Swiss Medical Research Foundation, Jack Vicajee Bertoli, Geneva, Switzerland, 1976


Rozzol Melara, Carlo Celli, Trieste, Italy, 1982


Milwaukee County War Memorial, Eero Saarinen, Milwaukee, Wisconsin, USA, 1957

Brutalism in digital design is a method that intentionally uses raw design elements to convey its message in a haphazard or unadorned way. These patterns are leveraged by designers aiming to break the usability norms, rejecting the standard design trends and flipping them on their head. Sometimes violating the user experience to add mystery and expression into a webpage, rather than utilise a smooth and seamless experience. Adding friction for the users' enjoyment, or sometimes maybe, to mess with the user. Often you can pick out a brutalist site from the bare-bones appearance, those almost naked HTML pages that proudly boast electric blue text links and monospaced text. 

To help put words to the visuals, here are some commonly used patterns or anti-patterns that form a brutalist website:
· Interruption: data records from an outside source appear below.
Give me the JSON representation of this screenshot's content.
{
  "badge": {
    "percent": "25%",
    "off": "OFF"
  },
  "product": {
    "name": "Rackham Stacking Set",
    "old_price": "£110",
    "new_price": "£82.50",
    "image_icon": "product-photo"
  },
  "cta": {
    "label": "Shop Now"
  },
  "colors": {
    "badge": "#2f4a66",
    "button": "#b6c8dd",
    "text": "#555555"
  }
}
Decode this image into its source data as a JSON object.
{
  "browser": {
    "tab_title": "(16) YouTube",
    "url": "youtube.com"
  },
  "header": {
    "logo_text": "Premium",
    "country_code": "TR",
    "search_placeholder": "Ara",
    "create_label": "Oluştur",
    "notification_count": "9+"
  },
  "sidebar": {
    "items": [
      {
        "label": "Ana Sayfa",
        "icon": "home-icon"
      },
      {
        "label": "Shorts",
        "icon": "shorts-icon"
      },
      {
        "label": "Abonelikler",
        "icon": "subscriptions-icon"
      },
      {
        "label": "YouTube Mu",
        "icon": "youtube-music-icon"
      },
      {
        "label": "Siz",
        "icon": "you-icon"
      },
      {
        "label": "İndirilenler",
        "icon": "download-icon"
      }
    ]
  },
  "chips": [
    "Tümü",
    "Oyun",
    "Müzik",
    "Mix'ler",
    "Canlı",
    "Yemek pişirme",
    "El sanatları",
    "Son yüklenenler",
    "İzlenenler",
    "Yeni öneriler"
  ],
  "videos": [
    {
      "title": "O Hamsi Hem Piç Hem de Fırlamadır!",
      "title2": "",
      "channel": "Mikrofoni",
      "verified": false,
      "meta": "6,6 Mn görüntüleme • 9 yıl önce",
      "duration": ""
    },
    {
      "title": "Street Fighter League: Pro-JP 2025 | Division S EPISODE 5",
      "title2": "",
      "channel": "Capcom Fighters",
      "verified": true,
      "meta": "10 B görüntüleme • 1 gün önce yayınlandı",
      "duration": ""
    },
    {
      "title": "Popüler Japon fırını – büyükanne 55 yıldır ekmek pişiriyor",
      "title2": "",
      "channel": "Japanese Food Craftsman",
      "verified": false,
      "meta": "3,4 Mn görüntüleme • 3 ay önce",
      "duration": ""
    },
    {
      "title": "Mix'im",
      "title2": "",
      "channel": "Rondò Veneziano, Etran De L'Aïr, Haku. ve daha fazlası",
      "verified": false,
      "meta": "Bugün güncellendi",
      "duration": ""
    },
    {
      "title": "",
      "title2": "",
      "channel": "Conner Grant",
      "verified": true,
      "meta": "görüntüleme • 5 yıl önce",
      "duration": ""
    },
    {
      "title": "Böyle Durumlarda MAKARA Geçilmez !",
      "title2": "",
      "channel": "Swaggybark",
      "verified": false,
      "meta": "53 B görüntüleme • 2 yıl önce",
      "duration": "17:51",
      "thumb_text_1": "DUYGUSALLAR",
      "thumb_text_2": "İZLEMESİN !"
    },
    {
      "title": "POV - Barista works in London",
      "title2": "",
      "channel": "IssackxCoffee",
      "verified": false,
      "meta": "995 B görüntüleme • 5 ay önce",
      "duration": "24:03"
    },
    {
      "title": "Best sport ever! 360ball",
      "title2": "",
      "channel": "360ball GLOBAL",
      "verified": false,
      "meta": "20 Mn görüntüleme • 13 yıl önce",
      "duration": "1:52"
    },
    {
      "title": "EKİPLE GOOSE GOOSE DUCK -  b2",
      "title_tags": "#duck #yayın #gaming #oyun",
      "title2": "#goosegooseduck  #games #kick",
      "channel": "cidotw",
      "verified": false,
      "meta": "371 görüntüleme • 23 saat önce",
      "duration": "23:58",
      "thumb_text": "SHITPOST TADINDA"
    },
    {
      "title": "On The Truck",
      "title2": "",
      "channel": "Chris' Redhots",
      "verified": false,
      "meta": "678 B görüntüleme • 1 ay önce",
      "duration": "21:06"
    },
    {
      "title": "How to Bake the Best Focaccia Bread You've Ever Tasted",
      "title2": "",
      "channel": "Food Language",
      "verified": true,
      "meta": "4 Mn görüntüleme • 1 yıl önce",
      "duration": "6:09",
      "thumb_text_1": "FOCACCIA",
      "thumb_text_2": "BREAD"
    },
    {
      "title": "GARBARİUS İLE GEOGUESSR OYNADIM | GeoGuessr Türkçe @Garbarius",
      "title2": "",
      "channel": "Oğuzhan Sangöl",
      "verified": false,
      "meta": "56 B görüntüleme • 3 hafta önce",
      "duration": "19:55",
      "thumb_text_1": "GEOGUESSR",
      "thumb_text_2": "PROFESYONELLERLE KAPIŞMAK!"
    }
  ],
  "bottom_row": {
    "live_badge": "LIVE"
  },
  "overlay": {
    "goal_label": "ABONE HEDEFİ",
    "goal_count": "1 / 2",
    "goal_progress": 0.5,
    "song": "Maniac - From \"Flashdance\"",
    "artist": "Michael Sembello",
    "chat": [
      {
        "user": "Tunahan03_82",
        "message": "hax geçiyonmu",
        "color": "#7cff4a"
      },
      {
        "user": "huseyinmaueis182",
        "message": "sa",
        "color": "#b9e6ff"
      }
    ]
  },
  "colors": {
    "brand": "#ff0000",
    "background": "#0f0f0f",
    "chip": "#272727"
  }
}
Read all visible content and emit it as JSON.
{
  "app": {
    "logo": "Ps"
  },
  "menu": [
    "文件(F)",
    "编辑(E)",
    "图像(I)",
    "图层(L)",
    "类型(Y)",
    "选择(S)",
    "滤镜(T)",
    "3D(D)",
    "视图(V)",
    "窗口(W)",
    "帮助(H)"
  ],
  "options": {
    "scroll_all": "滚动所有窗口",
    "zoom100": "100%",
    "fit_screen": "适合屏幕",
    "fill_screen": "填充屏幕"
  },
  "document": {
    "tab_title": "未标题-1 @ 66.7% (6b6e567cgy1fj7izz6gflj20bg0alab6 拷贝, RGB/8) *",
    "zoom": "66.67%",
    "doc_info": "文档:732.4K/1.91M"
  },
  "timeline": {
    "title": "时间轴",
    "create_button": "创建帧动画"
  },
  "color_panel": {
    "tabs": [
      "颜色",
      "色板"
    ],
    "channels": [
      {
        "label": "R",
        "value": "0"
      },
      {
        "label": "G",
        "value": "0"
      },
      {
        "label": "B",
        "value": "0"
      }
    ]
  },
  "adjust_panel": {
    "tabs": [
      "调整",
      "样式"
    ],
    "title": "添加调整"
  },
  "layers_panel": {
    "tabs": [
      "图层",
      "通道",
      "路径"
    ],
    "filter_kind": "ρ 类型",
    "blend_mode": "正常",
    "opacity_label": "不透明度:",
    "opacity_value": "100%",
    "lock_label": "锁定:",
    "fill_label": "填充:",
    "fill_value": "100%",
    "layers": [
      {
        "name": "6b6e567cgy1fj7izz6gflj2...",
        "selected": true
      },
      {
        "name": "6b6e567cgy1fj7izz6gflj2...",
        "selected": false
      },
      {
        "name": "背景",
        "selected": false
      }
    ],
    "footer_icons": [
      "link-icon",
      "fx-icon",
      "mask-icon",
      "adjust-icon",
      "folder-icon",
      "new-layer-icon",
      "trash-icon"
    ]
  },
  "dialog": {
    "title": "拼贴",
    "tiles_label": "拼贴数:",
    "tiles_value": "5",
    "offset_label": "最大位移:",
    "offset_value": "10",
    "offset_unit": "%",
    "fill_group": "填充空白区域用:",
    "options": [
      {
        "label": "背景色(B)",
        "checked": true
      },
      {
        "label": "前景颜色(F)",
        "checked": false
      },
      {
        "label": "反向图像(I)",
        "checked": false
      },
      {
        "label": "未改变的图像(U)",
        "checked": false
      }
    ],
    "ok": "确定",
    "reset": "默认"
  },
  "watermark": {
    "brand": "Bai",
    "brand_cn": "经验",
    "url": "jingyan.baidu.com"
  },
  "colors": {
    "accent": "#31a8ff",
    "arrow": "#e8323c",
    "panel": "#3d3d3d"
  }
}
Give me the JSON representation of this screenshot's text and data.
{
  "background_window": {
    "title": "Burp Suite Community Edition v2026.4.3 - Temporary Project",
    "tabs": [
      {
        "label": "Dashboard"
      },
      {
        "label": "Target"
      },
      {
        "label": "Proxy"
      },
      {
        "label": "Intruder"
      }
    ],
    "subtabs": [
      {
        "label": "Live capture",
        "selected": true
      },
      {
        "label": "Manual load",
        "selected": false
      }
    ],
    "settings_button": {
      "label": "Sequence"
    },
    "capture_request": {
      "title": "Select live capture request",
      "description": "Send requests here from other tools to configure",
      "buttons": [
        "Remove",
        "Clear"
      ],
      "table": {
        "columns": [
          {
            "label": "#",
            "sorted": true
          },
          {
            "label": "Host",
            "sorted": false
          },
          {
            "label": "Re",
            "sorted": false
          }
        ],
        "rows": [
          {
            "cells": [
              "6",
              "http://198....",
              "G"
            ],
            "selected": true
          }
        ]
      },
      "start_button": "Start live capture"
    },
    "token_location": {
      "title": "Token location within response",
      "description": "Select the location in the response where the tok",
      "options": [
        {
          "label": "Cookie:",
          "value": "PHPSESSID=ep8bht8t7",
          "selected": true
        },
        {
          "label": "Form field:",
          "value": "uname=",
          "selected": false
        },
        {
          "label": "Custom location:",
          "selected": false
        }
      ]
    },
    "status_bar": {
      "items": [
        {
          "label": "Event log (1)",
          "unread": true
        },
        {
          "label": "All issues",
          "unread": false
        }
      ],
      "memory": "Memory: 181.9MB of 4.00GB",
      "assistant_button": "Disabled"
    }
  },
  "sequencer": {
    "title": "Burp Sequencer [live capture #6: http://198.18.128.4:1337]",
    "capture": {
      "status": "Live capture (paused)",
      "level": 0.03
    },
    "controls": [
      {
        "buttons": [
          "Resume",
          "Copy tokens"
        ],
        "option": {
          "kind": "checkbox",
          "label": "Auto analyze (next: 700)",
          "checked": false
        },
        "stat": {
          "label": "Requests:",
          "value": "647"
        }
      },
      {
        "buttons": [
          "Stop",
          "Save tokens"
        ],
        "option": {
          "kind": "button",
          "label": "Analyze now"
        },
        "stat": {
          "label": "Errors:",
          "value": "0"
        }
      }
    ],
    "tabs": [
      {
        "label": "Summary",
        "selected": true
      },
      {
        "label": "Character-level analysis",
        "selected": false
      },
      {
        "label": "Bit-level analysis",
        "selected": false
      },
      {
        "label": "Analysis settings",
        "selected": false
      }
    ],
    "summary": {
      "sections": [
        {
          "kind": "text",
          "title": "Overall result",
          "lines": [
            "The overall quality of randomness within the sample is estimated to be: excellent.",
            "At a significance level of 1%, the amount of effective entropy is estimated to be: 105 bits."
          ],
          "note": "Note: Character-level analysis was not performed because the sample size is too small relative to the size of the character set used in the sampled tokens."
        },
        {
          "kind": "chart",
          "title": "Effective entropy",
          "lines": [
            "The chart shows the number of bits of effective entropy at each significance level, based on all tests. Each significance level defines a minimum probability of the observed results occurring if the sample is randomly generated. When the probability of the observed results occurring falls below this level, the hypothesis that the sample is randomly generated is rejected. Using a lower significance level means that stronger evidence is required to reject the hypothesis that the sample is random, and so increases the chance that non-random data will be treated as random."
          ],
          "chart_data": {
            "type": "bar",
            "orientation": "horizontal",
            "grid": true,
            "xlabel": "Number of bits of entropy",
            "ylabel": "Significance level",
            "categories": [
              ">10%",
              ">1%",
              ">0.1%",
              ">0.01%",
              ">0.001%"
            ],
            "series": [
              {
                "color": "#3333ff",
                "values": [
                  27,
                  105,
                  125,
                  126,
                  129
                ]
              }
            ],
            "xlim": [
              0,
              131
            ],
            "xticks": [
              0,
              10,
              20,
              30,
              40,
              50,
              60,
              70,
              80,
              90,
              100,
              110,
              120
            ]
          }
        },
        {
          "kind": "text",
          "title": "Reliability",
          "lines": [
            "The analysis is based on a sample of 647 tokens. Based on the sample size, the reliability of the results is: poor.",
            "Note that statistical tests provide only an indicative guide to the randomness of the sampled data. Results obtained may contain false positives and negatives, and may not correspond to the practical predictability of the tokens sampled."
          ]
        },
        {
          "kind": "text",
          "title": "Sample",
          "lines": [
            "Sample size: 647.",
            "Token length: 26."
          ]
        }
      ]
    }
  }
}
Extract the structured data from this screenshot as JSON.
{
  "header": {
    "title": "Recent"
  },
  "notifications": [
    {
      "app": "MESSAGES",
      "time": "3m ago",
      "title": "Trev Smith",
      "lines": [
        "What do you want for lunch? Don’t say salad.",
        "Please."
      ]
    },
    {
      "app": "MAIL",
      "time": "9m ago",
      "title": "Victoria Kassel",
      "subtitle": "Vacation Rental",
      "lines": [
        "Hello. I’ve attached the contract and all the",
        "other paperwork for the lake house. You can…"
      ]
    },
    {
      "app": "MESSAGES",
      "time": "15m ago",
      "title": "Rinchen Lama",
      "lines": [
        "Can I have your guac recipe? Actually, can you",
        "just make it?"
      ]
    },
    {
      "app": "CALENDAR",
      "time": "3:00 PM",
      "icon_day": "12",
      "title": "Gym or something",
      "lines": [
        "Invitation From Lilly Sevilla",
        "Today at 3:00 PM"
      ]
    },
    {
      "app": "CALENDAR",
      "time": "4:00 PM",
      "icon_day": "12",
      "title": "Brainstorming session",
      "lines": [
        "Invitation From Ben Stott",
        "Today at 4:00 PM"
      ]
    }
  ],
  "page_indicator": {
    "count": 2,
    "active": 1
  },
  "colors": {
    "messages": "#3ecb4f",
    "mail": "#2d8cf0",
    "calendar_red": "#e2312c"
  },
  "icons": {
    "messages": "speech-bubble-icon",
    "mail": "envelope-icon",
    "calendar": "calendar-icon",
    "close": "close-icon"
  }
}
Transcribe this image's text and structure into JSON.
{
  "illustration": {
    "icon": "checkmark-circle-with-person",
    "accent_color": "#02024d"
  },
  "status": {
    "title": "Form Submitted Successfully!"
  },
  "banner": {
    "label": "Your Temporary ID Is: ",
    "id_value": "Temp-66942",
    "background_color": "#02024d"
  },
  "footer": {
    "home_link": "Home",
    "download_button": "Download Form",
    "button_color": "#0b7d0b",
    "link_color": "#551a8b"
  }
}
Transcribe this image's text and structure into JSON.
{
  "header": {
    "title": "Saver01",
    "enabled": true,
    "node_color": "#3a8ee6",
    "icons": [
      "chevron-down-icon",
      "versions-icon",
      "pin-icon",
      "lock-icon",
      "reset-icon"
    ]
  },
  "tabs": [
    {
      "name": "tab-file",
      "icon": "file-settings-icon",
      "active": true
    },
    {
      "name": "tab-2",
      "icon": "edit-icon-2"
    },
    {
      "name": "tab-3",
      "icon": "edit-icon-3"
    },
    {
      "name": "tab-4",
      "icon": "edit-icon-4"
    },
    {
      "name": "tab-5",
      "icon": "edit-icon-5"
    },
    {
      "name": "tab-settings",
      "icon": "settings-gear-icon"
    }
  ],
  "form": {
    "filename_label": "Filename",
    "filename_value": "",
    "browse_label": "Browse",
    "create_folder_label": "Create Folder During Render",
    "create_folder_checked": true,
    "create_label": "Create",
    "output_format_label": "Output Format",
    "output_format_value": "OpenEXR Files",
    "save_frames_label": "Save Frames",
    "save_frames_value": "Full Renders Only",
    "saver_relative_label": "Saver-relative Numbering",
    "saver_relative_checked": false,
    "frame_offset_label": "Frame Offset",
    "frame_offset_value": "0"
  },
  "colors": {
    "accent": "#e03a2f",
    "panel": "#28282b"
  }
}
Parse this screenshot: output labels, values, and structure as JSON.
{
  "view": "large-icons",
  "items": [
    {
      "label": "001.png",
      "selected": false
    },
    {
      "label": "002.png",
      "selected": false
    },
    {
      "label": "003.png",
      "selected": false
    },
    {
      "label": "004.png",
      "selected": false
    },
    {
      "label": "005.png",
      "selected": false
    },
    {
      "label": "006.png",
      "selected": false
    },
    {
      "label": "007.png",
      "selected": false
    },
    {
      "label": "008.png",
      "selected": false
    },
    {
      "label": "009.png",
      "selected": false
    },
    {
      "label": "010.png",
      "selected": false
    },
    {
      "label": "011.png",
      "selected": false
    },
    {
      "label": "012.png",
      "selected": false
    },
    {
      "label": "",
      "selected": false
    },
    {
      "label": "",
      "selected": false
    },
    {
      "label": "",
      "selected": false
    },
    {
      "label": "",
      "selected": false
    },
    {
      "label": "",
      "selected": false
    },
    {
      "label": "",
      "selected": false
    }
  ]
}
  • Content is readable on all reasonable screens and devices.
  • Only hyperlinks and buttons respond to clicks.
  • Hyperlinks are underlined, and buttons look like buttons.
  • Content is viewed by basic browser behaviours, by scrolling, clicking and dragging.
  • Decorate when needed, with no unrelated content.

All being said, to set the tone for this immersive collection of brutalist sites. When this resource "" hit the duel of doves space, it came with a mixed reaction, some hate it, and some love it. Here are a few of our favourites. 

See the full collection here:













join us

duel of doves is a curated community, created to encourage thought-provoking discussions through connecting and collaborating with like-minded people. A professional online home away from home, sans the office politics, where we can be ourselves and get sh*t done.


Get the duel of dove’s wrap-up sent directly to your inbox.

Follow us on instagram